Exercise:
All of the data, from the first line to the last, should be reproduced without alteration.

Items from an interface collection
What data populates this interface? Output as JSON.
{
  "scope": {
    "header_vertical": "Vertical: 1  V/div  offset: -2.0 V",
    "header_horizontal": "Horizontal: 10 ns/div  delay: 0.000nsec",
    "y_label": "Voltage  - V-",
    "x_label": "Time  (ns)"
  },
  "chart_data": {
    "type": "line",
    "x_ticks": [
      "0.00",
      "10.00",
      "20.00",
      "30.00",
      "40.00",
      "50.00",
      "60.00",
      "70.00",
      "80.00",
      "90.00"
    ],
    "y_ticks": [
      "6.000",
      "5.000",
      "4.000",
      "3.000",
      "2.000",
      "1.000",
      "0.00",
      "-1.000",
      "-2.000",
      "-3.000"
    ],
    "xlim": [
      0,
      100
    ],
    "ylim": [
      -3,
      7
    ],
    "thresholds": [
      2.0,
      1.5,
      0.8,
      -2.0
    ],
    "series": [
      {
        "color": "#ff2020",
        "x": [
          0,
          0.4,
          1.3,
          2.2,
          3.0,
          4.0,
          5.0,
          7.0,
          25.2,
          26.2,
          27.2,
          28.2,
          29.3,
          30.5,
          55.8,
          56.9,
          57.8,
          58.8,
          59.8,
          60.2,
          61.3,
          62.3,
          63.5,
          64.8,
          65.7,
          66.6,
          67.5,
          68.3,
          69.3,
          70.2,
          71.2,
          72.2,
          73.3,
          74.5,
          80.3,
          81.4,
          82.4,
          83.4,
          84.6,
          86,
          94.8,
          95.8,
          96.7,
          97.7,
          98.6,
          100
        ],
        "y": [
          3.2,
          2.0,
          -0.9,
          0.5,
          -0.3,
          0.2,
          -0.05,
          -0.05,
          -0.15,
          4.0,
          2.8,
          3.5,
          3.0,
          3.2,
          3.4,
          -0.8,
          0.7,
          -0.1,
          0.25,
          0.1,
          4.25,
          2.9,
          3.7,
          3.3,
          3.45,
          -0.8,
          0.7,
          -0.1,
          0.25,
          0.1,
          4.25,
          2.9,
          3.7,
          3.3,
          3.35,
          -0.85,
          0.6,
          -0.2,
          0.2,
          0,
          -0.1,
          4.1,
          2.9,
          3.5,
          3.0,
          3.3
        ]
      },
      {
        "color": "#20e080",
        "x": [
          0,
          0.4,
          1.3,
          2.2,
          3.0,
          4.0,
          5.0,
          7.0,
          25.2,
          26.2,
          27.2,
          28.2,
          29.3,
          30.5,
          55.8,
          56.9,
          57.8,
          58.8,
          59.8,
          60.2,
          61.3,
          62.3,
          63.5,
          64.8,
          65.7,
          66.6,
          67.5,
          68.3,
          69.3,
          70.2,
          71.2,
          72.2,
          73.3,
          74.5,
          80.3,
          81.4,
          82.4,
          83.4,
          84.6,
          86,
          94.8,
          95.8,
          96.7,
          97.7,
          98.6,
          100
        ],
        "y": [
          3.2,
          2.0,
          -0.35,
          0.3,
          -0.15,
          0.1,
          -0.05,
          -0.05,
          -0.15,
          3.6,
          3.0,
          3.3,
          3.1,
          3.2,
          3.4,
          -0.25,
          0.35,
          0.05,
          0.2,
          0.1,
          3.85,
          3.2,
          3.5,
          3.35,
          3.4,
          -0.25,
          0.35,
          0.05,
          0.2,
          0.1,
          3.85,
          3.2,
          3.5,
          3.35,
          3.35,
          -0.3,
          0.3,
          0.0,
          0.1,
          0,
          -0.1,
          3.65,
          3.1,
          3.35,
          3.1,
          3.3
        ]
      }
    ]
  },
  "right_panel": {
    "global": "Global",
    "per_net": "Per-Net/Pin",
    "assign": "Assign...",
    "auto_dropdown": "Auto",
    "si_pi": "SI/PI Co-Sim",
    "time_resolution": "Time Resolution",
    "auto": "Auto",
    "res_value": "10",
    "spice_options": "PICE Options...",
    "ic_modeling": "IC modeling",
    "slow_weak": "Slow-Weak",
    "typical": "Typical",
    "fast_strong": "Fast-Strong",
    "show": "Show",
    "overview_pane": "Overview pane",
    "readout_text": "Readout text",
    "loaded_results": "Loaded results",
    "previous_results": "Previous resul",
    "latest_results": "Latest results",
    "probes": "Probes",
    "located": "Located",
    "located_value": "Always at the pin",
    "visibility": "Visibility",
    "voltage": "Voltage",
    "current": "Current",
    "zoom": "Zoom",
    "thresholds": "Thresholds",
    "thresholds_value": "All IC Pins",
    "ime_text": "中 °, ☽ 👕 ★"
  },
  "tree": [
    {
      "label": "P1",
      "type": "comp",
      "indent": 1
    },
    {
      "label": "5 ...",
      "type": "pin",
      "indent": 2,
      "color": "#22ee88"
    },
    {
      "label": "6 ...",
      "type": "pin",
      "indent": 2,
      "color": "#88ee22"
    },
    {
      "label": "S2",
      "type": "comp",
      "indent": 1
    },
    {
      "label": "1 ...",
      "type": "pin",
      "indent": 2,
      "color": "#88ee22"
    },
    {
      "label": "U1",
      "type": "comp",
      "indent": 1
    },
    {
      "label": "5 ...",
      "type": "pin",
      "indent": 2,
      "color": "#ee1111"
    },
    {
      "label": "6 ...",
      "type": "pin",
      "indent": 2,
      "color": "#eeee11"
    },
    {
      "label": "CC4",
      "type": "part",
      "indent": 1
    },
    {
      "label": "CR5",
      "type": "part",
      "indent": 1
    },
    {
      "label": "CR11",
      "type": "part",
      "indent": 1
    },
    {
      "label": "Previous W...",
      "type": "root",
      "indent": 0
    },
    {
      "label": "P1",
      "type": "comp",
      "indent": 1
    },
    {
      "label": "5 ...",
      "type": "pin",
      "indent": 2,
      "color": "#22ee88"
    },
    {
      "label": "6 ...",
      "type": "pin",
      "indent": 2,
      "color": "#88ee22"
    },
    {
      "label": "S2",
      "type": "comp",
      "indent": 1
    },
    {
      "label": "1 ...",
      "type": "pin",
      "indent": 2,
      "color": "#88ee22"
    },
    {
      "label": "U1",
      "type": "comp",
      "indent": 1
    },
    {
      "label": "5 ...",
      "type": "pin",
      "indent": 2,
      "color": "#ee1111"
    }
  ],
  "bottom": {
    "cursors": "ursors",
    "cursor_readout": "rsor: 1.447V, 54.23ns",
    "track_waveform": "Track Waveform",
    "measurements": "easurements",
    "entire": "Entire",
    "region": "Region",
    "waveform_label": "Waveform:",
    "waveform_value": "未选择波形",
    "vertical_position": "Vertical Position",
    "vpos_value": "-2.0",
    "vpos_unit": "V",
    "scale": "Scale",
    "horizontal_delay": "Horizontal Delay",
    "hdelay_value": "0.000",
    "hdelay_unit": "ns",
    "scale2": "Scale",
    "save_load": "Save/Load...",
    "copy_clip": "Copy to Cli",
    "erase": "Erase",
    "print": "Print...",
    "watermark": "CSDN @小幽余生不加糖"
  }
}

Solution for this problem:
What data populates this interface? Output as JSON.
{
  "scope": {
    "header_vertical": "Vertical: 1  V/div  offset: -2.0 V",
    "header_horizontal": "Horizontal: 10 ns/div  delay: 0.000nsec",
    "y_label": "Voltage  - V-",
    "x_label": "Time  (ns)"
  },
  "chart_data": {
    "type": "line",
    "x_ticks": [
      "0.00",
      "10.00",
      "20.00",
      "30.00",
      "40.00",
      "50.00",
      "60.00",
      "70.00",
      "80.00",
      "90.00"
    ],
    "y_ticks": [
      "6.000",
      "5.000",
      "4.000",
      "3.000",
      "2.000",
      "1.000",
      "0.00",
      "-1.000",
      "-2.000",
      "-3.000"
    ],
    "xlim": [
      0,
      100
    ],
    "ylim": [
      -3,
      7
    ],
    "thresholds": [
      2.0,
      1.5,
      0.8,
      -2.0
    ],
    "series": [
      {
        "color": "#ff2020",
        "x": [
          0,
          0.4,
          1.3,
          2.2,
          3.0,
          4.0,
          5.0,
          7.0,
          25.2,
          26.2,
          27.2,
          28.2,
          29.3,
          30.5,
          55.8,
          56.9,
          57.8,
          58.8,
          59.8,
          60.2,
          61.3,
          62.3,
          63.5,
          64.8,
          65.7,
          66.6,
          67.5,
          68.3,
          69.3,
          70.2,
          71.2,
          72.2,
          73.3,
          74.5,
          80.3,
          81.4,
          82.4,
          83.4,
          84.6,
          86,
          94.8,
          95.8,
          96.7,
          97.7,
          98.6,
          100
        ],
        "y": [
          3.2,
          2.0,
          -0.9,
          0.5,
          -0.3,
          0.2,
          -0.05,
          -0.05,
          -0.15,
          4.0,
          2.8,
          3.5,
          3.0,
          3.2,
          3.4,
          -0.8,
          0.7,
          -0.1,
          0.25,
          0.1,
          4.25,
          2.9,
          3.7,
          3.3,
          3.45,
          -0.8,
          0.7,
          -0.1,
          0.25,
          0.1,
          4.25,
          2.9,
          3.7,
          3.3,
          3.35,
          -0.85,
          0.6,
          -0.2,
          0.2,
          0,
          -0.1,
          4.1,
          2.9,
          3.5,
          3.0,
          3.3
        ]
      },
      {
        "color": "#20e080",
        "x": [
          0,
          0.4,
          1.3,
          2.2,
          3.0,
          4.0,
          5.0,
          7.0,
          25.2,
          26.2,
          27.2,
          28.2,
          29.3,
          30.5,
          55.8,
          56.9,
          57.8,
          58.8,
          59.8,
          60.2,
          61.3,
          62.3,
          63.5,
          64.8,
          65.7,
          66.6,
          67.5,
          68.3,
          69.3,
          70.2,
          71.2,
          72.2,
          73.3,
          74.5,
          80.3,
          81.4,
          82.4,
          83.4,
          84.6,
          86,
          94.8,
          95.8,
          96.7,
          97.7,
          98.6,
          100
        ],
        "y": [
          3.2,
          2.0,
          -0.35,
          0.3,
          -0.15,
          0.1,
          -0.05,
          -0.05,
          -0.15,
          3.6,
          3.0,
          3.3,
          3.1,
          3.2,
          3.4,
          -0.25,
          0.35,
          0.05,
          0.2,
          0.1,
          3.85,
          3.2,
          3.5,
          3.35,
          3.4,
          -0.25,
          0.35,
          0.05,
          0.2,
          0.1,
          3.85,
          3.2,
          3.5,
          3.35,
          3.35,
          -0.3,
          0.3,
          0.0,
          0.1,
          0,
          -0.1,
          3.65,
          3.1,
          3.35,
          3.1,
          3.3
        ]
      }
    ]
  },
  "right_panel": {
    "global": "Global",
    "per_net": "Per-Net/Pin",
    "assign": "Assign...",
    "auto_dropdown": "Auto",
    "si_pi": "SI/PI Co-Sim",
    "time_resolution": "Time Resolution",
    "auto": "Auto",
    "res_value": "10",
    "spice_options": "PICE Options...",
    "ic_modeling": "IC modeling",
    "slow_weak": "Slow-Weak",
    "typical": "Typical",
    "fast_strong": "Fast-Strong",
    "show": "Show",
    "overview_pane": "Overview pane",
    "readout_text": "Readout text",
    "loaded_results": "Loaded results",
    "previous_results": "Previous resul",
    "latest_results": "Latest results",
    "probes": "Probes",
    "located": "Located",
    "located_value": "Always at the pin",
    "visibility": "Visibility",
    "voltage": "Voltage",
    "current": "Current",
    "zoom": "Zoom",
    "thresholds": "Thresholds",
    "thresholds_value": "All IC Pins",
    "ime_text": "中 °, ☽ 👕 ★"
  },
  "tree": [
    {
      "label": "P1",
      "type": "comp",
      "indent": 1
    },
    {
      "label": "5 ...",
      "type": "pin",
      "indent": 2,
      "color": "#22ee88"
    },
    {
      "label": "6 ...",
      "type": "pin",
      "indent": 2,
      "color": "#88ee22"
    },
    {
      "label": "S2",
      "type": "comp",
      "indent": 1
    },
    {
      "label": "1 ...",
      "type": "pin",
      "indent": 2,
      "color": "#88ee22"
    },
    {
      "label": "U1",
      "type": "comp",
      "indent": 1
    },
    {
      "label": "5 ...",
      "type": "pin",
      "indent": 2,
      "color": "#ee1111"
    },
    {
      "label": "6 ...",
      "type": "pin",
      "indent": 2,
      "color": "#eeee11"
    },
    {
      "label": "CC4",
      "type": "part",
      "indent": 1
    },
    {
      "label": "CR5",
      "type": "part",
      "indent": 1
    },
    {
      "label": "CR11",
      "type": "part",
      "indent": 1
    },
    {
      "label": "Previous W...",
      "type": "root",
      "indent": 0
    },
    {
      "label": "P1",
      "type": "comp",
      "indent": 1
    },
    {
      "label": "5 ...",
      "type": "pin",
      "indent": 2,
      "color": "#22ee88"
    },
    {
      "label": "6 ...",
      "type": "pin",
      "indent": 2,
      "color": "#88ee22"
    },
    {
      "label": "S2",
      "type": "comp",
      "indent": 1
    },
    {
      "label": "1 ...",
      "type": "pin",
      "indent": 2,
      "color": "#88ee22"
    },
    {
      "label": "U1",
      "type": "comp",
      "indent": 1
    },
    {
      "label": "5 ...",
      "type": "pin",
      "indent": 2,
      "color": "#ee1111"
    }
  ],
  "bottom": {
    "cursors": "ursors",
    "cursor_readout": "rsor: 1.447V, 54.23ns",
    "track_waveform": "Track Waveform",
    "measurements": "easurements",
    "entire": "Entire",
    "region": "Region",
    "waveform_label": "Waveform:",
    "waveform_value": "未选择波形",
    "vertical_position": "Vertical Position",
    "vpos_value": "-2.0",
    "vpos_unit": "V",
    "scale": "Scale",
    "horizontal_delay": "Horizontal Delay",
    "hdelay_value": "0.000",
    "hdelay_unit": "ns",
    "scale2": "Scale",
    "save_load": "Save/Load...",
    "copy_clip": "Copy to Cli",
    "erase": "Erase",
    "print": "Print...",
    "watermark": "CSDN @小幽余生不加糖"
  }
}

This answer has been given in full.